[Dataset rows for apps and sites]
::::
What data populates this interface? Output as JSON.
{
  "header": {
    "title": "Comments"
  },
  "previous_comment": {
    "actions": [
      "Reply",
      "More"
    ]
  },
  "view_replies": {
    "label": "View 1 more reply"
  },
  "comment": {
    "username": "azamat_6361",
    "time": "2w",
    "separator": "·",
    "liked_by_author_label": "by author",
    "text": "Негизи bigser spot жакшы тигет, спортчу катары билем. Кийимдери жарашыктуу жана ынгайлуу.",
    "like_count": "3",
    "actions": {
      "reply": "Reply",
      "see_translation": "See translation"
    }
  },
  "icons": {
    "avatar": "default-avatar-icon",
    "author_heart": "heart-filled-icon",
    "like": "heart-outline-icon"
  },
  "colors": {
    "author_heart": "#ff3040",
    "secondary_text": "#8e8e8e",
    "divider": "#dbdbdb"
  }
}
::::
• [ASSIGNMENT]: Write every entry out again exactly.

• [RESPONSE AREA]:
What data populates this interface? Output as JSON.
{
  "header": {
    "title": "Comments"
  },
  "previous_comment": {
    "actions": [
      "Reply",
      "More"
    ]
  },
  "view_replies": {
    "label": "View 1 more reply"
  },
  "comment": {
    "username": "azamat_6361",
    "time": "2w",
    "separator": "·",
    "liked_by_author_label": "by author",
    "text": "Негизи bigser spot жакшы тигет, спортчу катары билем. Кийимдери жарашыктуу жана ынгайлуу.",
    "like_count": "3",
    "actions": {
      "reply": "Reply",
      "see_translation": "See translation"
    }
  },
  "icons": {
    "avatar": "default-avatar-icon",
    "author_heart": "heart-filled-icon",
    "like": "heart-outline-icon"
  },
  "colors": {
    "author_heart": "#ff3040",
    "secondary_text": "#8e8e8e",
    "divider": "#dbdbdb"
  }
}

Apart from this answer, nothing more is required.